“Like, I still have a flip phone,” singer/songwriter Lael Neale casually mentions while speaking about her relationship with social media. “I’m talking to you on a flip phone.”
Not only is she digitally off the grid for the most part, but she’s living on an isolated farm in Virginia, in the town where she grew up. “I feel like I’ve been in quarantine my whole life,” she says with a laugh. She only recently moved back there at the beginning of the pandemic after losing her job at a cafe in Los Angeles, where she resided for about eight years.
“I don’t necessarily miss the noise,” she says about L.A., “but I miss the people and the constant interactions. Everyday interactions I really miss. Strangers are kind of my favorite group of people.” She recalls the many brief connections she shared with coffee buyers — people who were regulars, people who were lonely, people who talked to her about their day. “I was the passing-by point in a person’s routine.”

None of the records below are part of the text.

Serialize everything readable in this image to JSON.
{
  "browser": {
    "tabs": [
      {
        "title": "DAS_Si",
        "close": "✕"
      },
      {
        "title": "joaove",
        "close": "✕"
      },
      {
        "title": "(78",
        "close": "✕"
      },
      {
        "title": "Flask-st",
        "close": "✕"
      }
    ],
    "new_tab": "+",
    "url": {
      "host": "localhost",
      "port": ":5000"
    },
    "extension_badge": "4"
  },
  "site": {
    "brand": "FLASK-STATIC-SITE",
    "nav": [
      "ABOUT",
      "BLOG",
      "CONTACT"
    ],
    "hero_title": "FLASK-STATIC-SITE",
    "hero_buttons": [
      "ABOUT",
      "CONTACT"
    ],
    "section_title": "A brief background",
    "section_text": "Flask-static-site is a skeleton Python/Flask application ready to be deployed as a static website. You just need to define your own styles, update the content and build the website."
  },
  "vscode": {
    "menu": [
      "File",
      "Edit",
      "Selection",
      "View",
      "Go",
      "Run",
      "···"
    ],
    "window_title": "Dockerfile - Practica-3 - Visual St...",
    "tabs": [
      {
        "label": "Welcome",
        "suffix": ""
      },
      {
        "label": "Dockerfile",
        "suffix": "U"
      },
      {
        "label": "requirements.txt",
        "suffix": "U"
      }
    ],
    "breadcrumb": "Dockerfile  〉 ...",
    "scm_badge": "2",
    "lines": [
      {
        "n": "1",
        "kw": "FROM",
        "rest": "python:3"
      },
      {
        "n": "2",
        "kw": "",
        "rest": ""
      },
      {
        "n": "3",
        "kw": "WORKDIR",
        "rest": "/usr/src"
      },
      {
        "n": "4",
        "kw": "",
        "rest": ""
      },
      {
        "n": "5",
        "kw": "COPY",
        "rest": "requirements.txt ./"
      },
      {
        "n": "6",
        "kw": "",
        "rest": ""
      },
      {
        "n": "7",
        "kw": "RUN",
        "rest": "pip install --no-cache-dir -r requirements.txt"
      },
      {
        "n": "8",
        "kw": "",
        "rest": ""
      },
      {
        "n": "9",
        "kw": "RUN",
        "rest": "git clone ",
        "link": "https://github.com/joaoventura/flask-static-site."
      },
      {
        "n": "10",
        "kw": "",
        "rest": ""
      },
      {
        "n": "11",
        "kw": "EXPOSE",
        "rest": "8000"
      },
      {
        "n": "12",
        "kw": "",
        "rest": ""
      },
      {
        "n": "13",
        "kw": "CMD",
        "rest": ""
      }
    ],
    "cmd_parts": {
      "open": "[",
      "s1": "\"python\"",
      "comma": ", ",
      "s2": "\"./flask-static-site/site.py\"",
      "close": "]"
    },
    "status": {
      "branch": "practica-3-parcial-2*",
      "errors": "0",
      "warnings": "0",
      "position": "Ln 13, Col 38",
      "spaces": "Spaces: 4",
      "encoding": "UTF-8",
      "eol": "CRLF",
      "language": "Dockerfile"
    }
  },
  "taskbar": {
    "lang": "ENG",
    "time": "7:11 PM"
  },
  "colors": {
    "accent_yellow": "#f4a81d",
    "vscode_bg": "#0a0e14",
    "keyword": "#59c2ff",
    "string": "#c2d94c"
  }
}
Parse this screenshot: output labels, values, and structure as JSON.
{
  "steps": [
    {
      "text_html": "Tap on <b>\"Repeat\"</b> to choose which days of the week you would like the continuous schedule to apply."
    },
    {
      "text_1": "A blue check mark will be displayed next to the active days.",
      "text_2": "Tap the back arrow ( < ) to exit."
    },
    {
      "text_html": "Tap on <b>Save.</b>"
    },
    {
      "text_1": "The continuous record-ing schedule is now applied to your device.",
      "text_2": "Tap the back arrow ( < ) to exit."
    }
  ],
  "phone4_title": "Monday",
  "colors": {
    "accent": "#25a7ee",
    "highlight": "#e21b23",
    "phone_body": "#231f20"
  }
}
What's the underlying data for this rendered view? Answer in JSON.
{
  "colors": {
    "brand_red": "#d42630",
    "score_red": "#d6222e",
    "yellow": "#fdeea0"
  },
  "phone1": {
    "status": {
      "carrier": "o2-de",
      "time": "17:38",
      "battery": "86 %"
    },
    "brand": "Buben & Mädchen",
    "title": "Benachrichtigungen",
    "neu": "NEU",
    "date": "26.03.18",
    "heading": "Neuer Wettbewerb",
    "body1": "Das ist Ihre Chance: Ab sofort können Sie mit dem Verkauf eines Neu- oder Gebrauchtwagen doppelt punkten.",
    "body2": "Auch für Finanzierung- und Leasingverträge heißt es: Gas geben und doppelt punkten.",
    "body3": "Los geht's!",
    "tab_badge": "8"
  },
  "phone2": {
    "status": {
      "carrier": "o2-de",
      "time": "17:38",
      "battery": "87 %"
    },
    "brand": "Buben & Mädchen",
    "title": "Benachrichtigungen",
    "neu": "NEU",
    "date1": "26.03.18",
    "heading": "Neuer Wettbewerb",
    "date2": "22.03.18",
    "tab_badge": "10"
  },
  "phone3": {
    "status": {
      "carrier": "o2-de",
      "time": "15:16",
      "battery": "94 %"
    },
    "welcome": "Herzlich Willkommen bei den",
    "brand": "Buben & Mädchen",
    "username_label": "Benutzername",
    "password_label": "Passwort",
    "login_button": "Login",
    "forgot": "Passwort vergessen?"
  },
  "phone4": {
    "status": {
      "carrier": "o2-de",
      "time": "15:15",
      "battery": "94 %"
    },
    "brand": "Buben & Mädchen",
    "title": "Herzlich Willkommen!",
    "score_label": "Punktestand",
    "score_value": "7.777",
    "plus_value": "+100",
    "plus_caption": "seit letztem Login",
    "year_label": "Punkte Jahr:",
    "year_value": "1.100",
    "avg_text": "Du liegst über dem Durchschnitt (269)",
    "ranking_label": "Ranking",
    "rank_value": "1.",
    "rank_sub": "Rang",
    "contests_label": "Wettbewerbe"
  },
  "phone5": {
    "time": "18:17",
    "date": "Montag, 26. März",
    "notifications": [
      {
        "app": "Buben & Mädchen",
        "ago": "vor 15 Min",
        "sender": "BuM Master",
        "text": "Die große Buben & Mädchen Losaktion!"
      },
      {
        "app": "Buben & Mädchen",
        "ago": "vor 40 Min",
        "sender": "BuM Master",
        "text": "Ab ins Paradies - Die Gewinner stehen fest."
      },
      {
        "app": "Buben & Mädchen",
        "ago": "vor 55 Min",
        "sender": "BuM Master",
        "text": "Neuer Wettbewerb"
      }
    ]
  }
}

This idea is similar to her song “Let Me Live by the Side of the Road,” a hypnotic track from her latest album Acquainted with Night, her Sub Pop debut. The song is named after a poem by Sam Walter Foss. “It’s about being a nobody and being humble and being in service of the passerby and being a watcher. I definitely felt that,” she ruminates.
In many ways, it feels like an outdated dream — to be a nobody and be humble in an age where narcissism has become the norm. Most humans are on the grid, both physically by living in cities, and digitally by having a presence on many online platforms. “I put off being on Instagram and everything as long as I possibly could and then I saw that I wasn’t really proving anything to anybody,” she says with a laugh. “I want to be able to just use it as a tool and not be the tool. That’s really tricky because it’s designed to just keep us in there as much as possible.”
Her debut, I’ll Be Your Man, arrived in 2015, a collection of similarly serene songs that feel equally as timeless. However, she found herself lost as a writer in the aftermath. “I just didn’t have a strong vision for what I wanted and I kept bringing things to people expecting them to answer it for me,” she recollects, chuckling at her old self a bit. This confusion is what led to the nearly six-year gap between the two records. Clearly, the break was necessary and useful, what she calls a “fermenting time,” during which she was “underground.” When she learned to trust herself and her instincts is when Neale emerged, victorious and ready.
Acquainted with Night reverberates with a pure energy that feels far from social media and digital realms; it resembles an echo in a cave or the flow of a placid lake. The opening chords in “Blue Vein” are like calm winds; the rhythm in “For No One For Now” is like the skips of a stone on water.
Neale gathers inspiration from nature both personally and thanks to Mary Oliver’s poetry: “She’d make this big, grandiose statement but by using very small, little moments in nature,” she says. “And I love that.” It’s the type of writing that she’s most drawn to — what she describes as “this really concise way of conveying a really big idea,” or, more often referred to as “less is more.” Neale strays from overexplaining in her lyricism, and she even avoids doing too much sonically. “I’ve learned that some of the most powerful songs to me are songs that only use two chords,” she says.
The simplicity is part of what makes her record so beautiful; just her voice, her words, her electric guitar, and her omnichord are enough to put the listener in a trance. It’s evident that Neale is singing because she must — for herself.
“I was using it as a way to occupy my time,” she says about when she first began to make music, “and I was using the vibration of an instrument or my own voice to calm me down and ground me.” The sparkling second song, “Every Star Shivers in the Dark,” was the product of writing to help her anxiety, to unburden herself. She wrestles with herself throughout the ballad, asking questions like, “Why can’t I have some fun?” or “Why can’t I love someone?”
“I’ve definitely feared the pain of love,” she says on the topic of pain and fear. “I’m glad you’re reminding me of it because I have to go back to that all of the time to remind myself to push through.”
Her mantra is to welcome pain, welcome fear, and welcome challenges in order to get beyond and reach something bigger. It seems like in her music is when she’s able to achieve that; she’s vulnerable, honest, and facing some of the hardest things in life in a composed manner. By the end of that track, “Every Star Shivers in the Dark,” Neale repeats peacefully and determined: “I’m gonna love someone.”